Data records for software interfaces
════════

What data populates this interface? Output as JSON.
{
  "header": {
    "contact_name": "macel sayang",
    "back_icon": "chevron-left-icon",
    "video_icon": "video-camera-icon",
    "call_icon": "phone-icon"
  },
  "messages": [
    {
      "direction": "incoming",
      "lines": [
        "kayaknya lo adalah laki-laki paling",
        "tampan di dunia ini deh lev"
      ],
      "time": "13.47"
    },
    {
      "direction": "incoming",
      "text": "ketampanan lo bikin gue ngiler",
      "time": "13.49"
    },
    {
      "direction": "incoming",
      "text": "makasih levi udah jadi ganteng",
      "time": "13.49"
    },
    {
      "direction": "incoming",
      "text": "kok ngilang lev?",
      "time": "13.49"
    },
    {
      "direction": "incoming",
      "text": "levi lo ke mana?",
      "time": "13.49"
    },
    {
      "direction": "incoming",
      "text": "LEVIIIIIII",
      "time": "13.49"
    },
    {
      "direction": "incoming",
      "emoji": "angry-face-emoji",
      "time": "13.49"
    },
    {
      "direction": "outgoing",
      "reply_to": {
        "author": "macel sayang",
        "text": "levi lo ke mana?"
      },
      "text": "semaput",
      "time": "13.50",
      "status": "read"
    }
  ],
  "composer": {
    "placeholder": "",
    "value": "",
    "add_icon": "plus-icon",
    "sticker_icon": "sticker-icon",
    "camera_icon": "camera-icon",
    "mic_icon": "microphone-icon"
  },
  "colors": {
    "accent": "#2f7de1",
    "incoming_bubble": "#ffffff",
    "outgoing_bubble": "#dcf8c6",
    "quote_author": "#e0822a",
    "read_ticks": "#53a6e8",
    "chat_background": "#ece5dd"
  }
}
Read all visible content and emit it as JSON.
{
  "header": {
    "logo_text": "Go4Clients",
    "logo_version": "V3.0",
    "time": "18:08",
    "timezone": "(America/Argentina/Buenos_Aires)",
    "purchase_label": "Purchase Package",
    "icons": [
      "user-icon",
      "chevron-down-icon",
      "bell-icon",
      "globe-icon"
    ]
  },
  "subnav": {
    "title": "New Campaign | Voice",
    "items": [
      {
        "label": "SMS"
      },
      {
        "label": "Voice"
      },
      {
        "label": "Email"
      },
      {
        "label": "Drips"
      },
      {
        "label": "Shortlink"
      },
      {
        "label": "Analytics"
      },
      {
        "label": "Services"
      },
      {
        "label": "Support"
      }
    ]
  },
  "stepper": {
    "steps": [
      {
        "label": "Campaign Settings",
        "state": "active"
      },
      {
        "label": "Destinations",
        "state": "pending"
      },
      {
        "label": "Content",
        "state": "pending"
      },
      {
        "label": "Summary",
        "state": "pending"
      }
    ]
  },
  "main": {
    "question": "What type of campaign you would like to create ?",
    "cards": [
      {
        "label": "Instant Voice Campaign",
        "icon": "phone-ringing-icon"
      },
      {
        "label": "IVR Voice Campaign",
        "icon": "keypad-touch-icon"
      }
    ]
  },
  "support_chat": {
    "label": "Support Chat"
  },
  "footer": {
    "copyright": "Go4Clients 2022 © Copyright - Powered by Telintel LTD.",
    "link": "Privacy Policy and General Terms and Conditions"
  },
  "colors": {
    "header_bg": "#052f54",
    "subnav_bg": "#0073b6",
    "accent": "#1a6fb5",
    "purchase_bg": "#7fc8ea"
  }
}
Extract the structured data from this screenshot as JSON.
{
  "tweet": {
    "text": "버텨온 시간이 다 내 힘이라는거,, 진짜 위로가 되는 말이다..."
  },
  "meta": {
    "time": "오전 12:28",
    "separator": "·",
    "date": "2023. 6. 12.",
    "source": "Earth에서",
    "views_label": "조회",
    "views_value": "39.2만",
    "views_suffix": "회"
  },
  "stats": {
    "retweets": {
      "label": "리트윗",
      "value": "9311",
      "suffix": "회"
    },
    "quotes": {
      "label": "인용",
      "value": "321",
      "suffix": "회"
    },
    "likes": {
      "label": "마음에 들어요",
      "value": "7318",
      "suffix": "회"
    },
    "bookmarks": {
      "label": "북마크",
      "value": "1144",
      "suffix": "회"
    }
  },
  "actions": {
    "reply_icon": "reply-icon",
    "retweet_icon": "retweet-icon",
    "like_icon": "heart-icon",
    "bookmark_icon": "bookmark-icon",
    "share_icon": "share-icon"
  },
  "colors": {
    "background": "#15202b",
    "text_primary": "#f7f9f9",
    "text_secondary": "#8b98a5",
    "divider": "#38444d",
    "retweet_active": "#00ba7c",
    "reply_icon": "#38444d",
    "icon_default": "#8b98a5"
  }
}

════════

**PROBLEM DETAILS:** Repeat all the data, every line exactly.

**RESPONSE TO THIS TASK:**
What data populates this interface? Output as JSON.
{
  "header": {
    "contact_name": "macel sayang",
    "back_icon": "chevron-left-icon",
    "video_icon": "video-camera-icon",
    "call_icon": "phone-icon"
  },
  "messages": [
    {
      "direction": "incoming",
      "lines": [
        "kayaknya lo adalah laki-laki paling",
        "tampan di dunia ini deh lev"
      ],
      "time": "13.47"
    },
    {
      "direction": "incoming",
      "text": "ketampanan lo bikin gue ngiler",
      "time": "13.49"
    },
    {
      "direction": "incoming",
      "text": "makasih levi udah jadi ganteng",
      "time": "13.49"
    },
    {
      "direction": "incoming",
      "text": "kok ngilang lev?",
      "time": "13.49"
    },
    {
      "direction": "incoming",
      "text": "levi lo ke mana?",
      "time": "13.49"
    },
    {
      "direction": "incoming",
      "text": "LEVIIIIIII",
      "time": "13.49"
    },
    {
      "direction": "incoming",
      "emoji": "angry-face-emoji",
      "time": "13.49"
    },
    {
      "direction": "outgoing",
      "reply_to": {
        "author": "macel sayang",
        "text": "levi lo ke mana?"
      },
      "text": "semaput",
      "time": "13.50",
      "status": "read"
    }
  ],
  "composer": {
    "placeholder": "",
    "value": "",
    "add_icon": "plus-icon",
    "sticker_icon": "sticker-icon",
    "camera_icon": "camera-icon",
    "mic_icon": "microphone-icon"
  },
  "colors": {
    "accent": "#2f7de1",
    "incoming_bubble": "#ffffff",
    "outgoing_bubble": "#dcf8c6",
    "quote_author": "#e0822a",
    "read_ticks": "#53a6e8",
    "chat_background": "#ece5dd"
  }
}
Read all visible content and emit it as JSON.
{
  "header": {
    "logo_text": "Go4Clients",
    "logo_version": "V3.0",
    "time": "18:08",
    "timezone": "(America/Argentina/Buenos_Aires)",
    "purchase_label": "Purchase Package",
    "icons": [
      "user-icon",
      "chevron-down-icon",
      "bell-icon",
      "globe-icon"
    ]
  },
  "subnav": {
    "title": "New Campaign | Voice",
    "items": [
      {
        "label": "SMS"
      },
      {
        "label": "Voice"
      },
      {
        "label": "Email"
      },
      {
        "label": "Drips"
      },
      {
        "label": "Shortlink"
      },
      {
        "label": "Analytics"
      },
      {
        "label": "Services"
      },
      {
        "label": "Support"
      }
    ]
  },
  "stepper": {
    "steps": [
      {
        "label": "Campaign Settings",
        "state": "active"
      },
      {
        "label": "Destinations",
        "state": "pending"
      },
      {
        "label": "Content",
        "state": "pending"
      },
      {
        "label": "Summary",
        "state": "pending"
      }
    ]
  },
  "main": {
    "question": "What type of campaign you would like to create ?",
    "cards": [
      {
        "label": "Instant Voice Campaign",
        "icon": "phone-ringing-icon"
      },
      {
        "label": "IVR Voice Campaign",
        "icon": "keypad-touch-icon"
      }
    ]
  },
  "support_chat": {
    "label": "Support Chat"
  },
  "footer": {
    "copyright": "Go4Clients 2022 © Copyright - Powered by Telintel LTD.",
    "link": "Privacy Policy and General Terms and Conditions"
  },
  "colors": {
    "header_bg": "#052f54",
    "subnav_bg": "#0073b6",
    "accent": "#1a6fb5",
    "purchase_bg": "#7fc8ea"
  }
}
Extract the structured data from this screenshot as JSON.
{
  "tweet": {
    "text": "버텨온 시간이 다 내 힘이라는거,, 진짜 위로가 되는 말이다..."
  },
  "meta": {
    "time": "오전 12:28",
    "separator": "·",
    "date": "2023. 6. 12.",
    "source": "Earth에서",
    "views_label": "조회",
    "views_value": "39.2만",
    "views_suffix": "회"
  },
  "stats": {
    "retweets": {
      "label": "리트윗",
      "value": "9311",
      "suffix": "회"
    },
    "quotes": {
      "label": "인용",
      "value": "321",
      "suffix": "회"
    },
    "likes": {
      "label": "마음에 들어요",
      "value": "7318",
      "suffix": "회"
    },
    "bookmarks": {
      "label": "북마크",
      "value": "1144",
      "suffix": "회"
    }
  },
  "actions": {
    "reply_icon": "reply-icon",
    "retweet_icon": "retweet-icon",
    "like_icon": "heart-icon",
    "bookmark_icon": "bookmark-icon",
    "share_icon": "share-icon"
  },
  "colors": {
    "background": "#15202b",
    "text_primary": "#f7f9f9",
    "text_secondary": "#8b98a5",
    "divider": "#38444d",
    "retweet_active": "#00ba7c",
    "reply_icon": "#38444d",
    "icon_default": "#8b98a5"
  }
}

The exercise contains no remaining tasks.